Comparing HDR on them there's a big difference, I was referring to the resolution difference - without taking HDR into account. If you watch something in 4K without HDR then the difference between 55" 1080p and 55" 4K is rather small.
I know that I researched it before buying it. I brought a first gen 4K tv initially, which non of the brands had HDR on, that was added with second gen tv's.
Thankfully I got to return it for a second gen tv when I discovered it didn't support 4K file formats, couldn't do netflix 4K, and couldn't do 4K with any branded 4K player.
thesudio: Oh man that sucks but great you got to swap it
Yeah I brought the Panasonic one, which I think was the only first gen 4K title with a hdmi 2.0 port from memory... which conveniently didn't have the right hdcp.
My LG doesnt have the right HDCP, and also has issues about what modes it will do 4k from the computer in - seems some combos of the 10 bit stuff will not get 60Hz, RGB works fine tho which is all you need for gaming or watching crappy web video stuff.
Also keeps defaulting to some stupid 4000px wide resolution when it is 3840 wide, which has an attrotious scaler in the TV which just seems to drop some columns rather than actually scale it. So m's become n's if they are in the wrong place on the screen and its in that mode.
Initially when I got it, the whole backlight would turn off if there was nothing lit in the left half of the screen, so snapping a window to the right and the thing would go dark if I had a black wallpaper. Was going to go back because of that and the non defeatable backlight dimming crap but a software update fixed both of those.
I'm not sure whether mine has the right HDCP. I guess I will need to check at some point.
The whole HDCP thing is, in my opinion, a serious issue that retailers and the industry in general has done a very poor job in addressing or explaining to purchasers. I suspect that there may be many people who have never heard of HDCP, but who will soon be very annoyed when they discover that the deluxe 4K telly capable that they dropped a couple of thousand dollars on won't work with the shiny new player and disks on which they have just dropped more money.

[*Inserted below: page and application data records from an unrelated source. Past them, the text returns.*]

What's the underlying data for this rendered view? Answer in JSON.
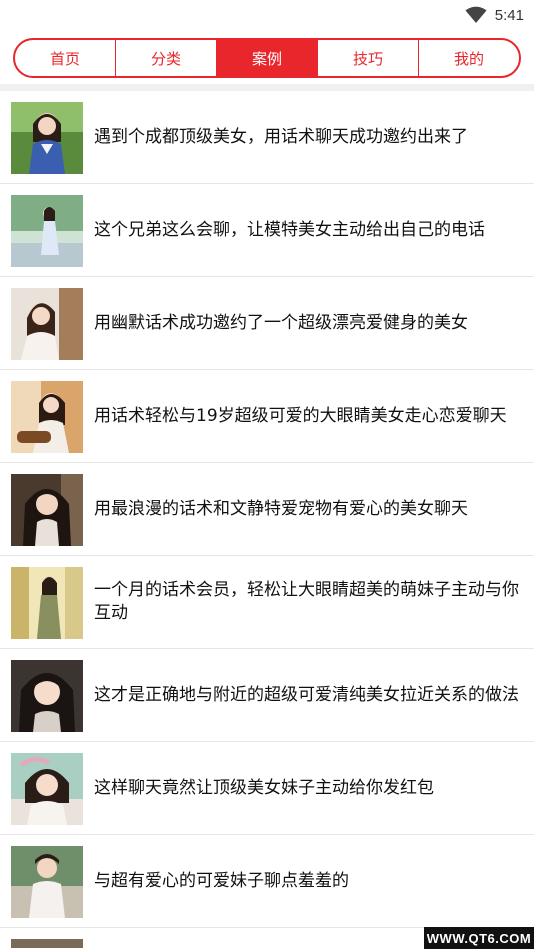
{
  "status": {
    "time": "5:41",
    "wifi_icon": "wifi-icon"
  },
  "tabs": [
    {
      "label": "首页",
      "active": false
    },
    {
      "label": "分类",
      "active": false
    },
    {
      "label": "案例",
      "active": true
    },
    {
      "label": "技巧",
      "active": false
    },
    {
      "label": "我的",
      "active": false
    }
  ],
  "colors": {
    "accent": "#e8262b",
    "divider": "#e6e6e6",
    "gap": "#f0f0f0"
  },
  "articles": [
    {
      "title": "遇到个成都顶级美女，用话术聊天成功邀约出来了"
    },
    {
      "title": " 这个兄弟这么会聊，让模特美女主动给出自己的电话"
    },
    {
      "title": "用幽默话术成功邀约了一个超级漂亮爱健身的美女"
    },
    {
      "title": "用话术轻松与19岁超级可爱的大眼睛美女走心恋爱聊天"
    },
    {
      "title": "用最浪漫的话术和文静特爱宠物有爱心的美女聊天"
    },
    {
      "title": "一个月的话术会员，轻松让大眼睛超美的萌妹子主动与你互动"
    },
    {
      "title": "这才是正确地与附近的超级可爱清纯美女拉近关系的做法"
    },
    {
      "title": "这样聊天竟然让顶级美女妹子主动给你发红包"
    },
    {
      "title": "与超有爱心的可爱妹子聊点羞羞的"
    }
  ],
  "watermark": "WWW.QT6.COM"
}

Interestingly, pirated content that doesn't require HDCP should work just fine. It's only if they try to play legitimate purchased disks that they will be in trouble, meaning there will be quite an incentive created to go for readily-available pirated material. Which is a kind of ironic consequence for what is supposed to be an anti-piracy system........
I'm watching a live Microsoft presentation at the moment and just saw them announce for Xbox that it will support bitstream with the Windows 10 Creators update early next year.
Now the Xbox One S is a serious option....
I just emailed Panasonic NZ to ask about availability of the UB700 player, which is about to be released in the UK. They tell me that they will not be releasing the UB700 in NZ, but that next year they will be offering the UB300 and UB400 for between $400 and $600.
I've never heard of the UB300 or UB400.
That news about bitstream on the XBox One S changes things up a bit too!
It means it can support more audio formats like DTS-X and Dolby Atmos. It also means it will support DTS-MA and Dolby TrueHD without 'futzing' with them by adding XBox-generated bleeps and bloops.
This https://www.theguardian.com/tv-and-radio/2016/oct/29/planet-earth-ii-bbc-sir-david-attenborough-nature-series-wildlife-animals looks promising for the 4K / HDR types among you.
“The modern conservative is engaged in one of man's oldest exercises in moral philosophy; that is, the search for a superior moral justification for selfishness.” -John Kenneth Galbraith